Here at the 2009 DICE Summit, Raymond and I were treated to a live gameplay demonstration of Raven Software's Singularity, a new IP that they are aiming to release in 2009. Described as a thinking man's shooter, Singularity will use time, as well as the manipulation of time, in some unique and interesting ways (read: way better than TimeShift). Running us through the demo was Raven Software Co-Founder and Studio Head, Brian Raffel.
The game's setting revolves around past and present conflicts with Russia. It's time mechanics will actually take players between present day (2010) and the 1950's. Singularity's main character, Nate Renko is an Air Force pilot that has crash landed on a mysterious Russian island. As he searches for his co-pilot, he begins to uncover some of the mysteries. Wait? Time travel... island? Is this a new LOST video game?
Singularity’s plot is centered around a new element that Russia has discovered on this island: Element 99 (E99). This new element led to a catastrophic event that has caused a lot of problems on this island. It also led to the creation of the Time Manipulation Device (TMD) that Nate will acquire on his mission.

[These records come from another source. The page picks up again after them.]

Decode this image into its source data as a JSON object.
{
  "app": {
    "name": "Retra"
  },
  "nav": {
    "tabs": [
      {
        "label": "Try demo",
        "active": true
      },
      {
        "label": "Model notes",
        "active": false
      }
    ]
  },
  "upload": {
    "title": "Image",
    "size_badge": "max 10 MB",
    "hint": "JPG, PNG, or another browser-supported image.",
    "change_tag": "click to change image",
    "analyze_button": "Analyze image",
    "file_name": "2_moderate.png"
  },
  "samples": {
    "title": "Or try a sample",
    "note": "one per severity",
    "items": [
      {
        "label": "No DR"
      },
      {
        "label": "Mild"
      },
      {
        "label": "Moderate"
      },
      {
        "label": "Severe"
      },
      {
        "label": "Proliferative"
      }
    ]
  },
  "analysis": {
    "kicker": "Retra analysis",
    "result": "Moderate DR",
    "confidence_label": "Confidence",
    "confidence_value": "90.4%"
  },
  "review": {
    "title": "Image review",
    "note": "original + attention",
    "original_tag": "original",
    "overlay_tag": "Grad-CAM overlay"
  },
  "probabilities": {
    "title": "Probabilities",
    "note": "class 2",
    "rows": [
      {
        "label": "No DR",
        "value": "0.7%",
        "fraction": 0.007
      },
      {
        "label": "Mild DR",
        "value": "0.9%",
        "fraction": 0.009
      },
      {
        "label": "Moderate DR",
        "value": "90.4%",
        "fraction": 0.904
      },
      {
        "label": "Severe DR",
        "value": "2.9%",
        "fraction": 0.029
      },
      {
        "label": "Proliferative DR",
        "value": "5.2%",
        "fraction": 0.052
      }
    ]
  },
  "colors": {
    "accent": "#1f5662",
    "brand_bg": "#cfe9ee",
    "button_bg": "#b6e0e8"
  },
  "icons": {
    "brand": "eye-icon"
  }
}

The TMD which attaches to Nate's left hand, will allow him to gain control over time itself, opening up a lot of interesting possibilities. Sure, the TMD has the requisite "gravity gun" ability for some fun physics-based moves, but that's where its similarity to other game items stops. The abandoned installation on the island is full of decrepit, non-functioning equipment and items. For example, a barrel of fuel is rusted and drained of its explosive cargo, but Nate can send the barrel back in time to the 1950's. This restores the barrel to its shiny, explosive state and can now be used against enemies or to solve puzzles.
Take the same property of single-item time manipulation and apply it to people -- in the other direction. Nate can rapidly age an enemy until they are a pile of bones and dust, complete with a lovely Raiders of the Lost Ark effect. Corpses can also be reverted back to a living state. Unfortunately, the corpses mind doesn't come with it and the body is turned into an aggressive "zombie" that will attack other enemies.
I've discussed how the TMD will be used in combat, but it will also drive the game's puzzles and problem-solving sections. In the simplest example, Nate might be required to restore a capacitor to a working state and insert it into a machine to power-up another device. It gets more complicated when you start looking at situations that require Nate to travel back to 1950 and make a change in the past to get by an obstacle in 2010.
Some puzzles require the opening of a rift that works as an instant two-way portal between the 50's and present day. Raffel explained that this was a technical hurdle as they need to put two different game worlds into memory. These rifts allow the player to see the results of their time manipulation in order to solve puzzles.
Another item Nate can use is a small orb-like device that can create a "deadlock," which is a circular stasis field where time stops. Nate, while wielding the TMD, can walk freely through the deadlock, but enemies and bullets cannot. This makes it possible to use the deadlock as cover since bullets will stop as soon as they enter the field. The device can also be destroyed to unleash a shock that is fatal to enemies.
With regards to enemies, Nate will encounter two distinct sets of Russian soldiers with some otherworldly creatures that have been created from E99 and ongoing time anomalies. The soldiers faced in 1950 won't be as smart as the Russian special forces in 2010. The AI sets are different, using different tactics to engage the player.
One of the "monsters" we saw were "Phase Ticks," which are tiny insect like creatures that can explode and cause mutations to humans trapped in their attack. Their hives can be shot to release a group of Phase Ticks. Nate can shoot hives near soldiers to have the ticks attack, but the AI soldiers can do the same thing to Nate.
We also saw a giant creature in a boss battle that took place on a train. The scripted destruction of the train was impressive, but Raven wasn't ready to release any details about what the creature is and how many of these giant baddies exist in the game.
While the game is in pre-alpha, the demo we saw today was promising. Some of the technical aspects aren't yet there, but that is to be expected with a pre-alpha build. The framerate is a little choppy and there is some graphical tearing. The gameplay itself, however, seems solid. There are a lot of interesting things with the game's time mechanics. I'm a little wary about the character of Nate, but Raven wasn't ready to go into huge amounts of detail on his story at this point. It's incredibly hard to craft a new protagonist, but we witnessed sections from the middle of the game, presumably after Nate's introduction and characterization. Hopefully, we just missed everything that makes him awesome.
Activision tells us that the game will include a multiplayer component that will make use of the TMD. They could do really creative things with the TMD in multiplayer, especially if the multiplayer levels exist in 1950 and 2010 simultaneously. Expect much more information as we get closer to E3 2009.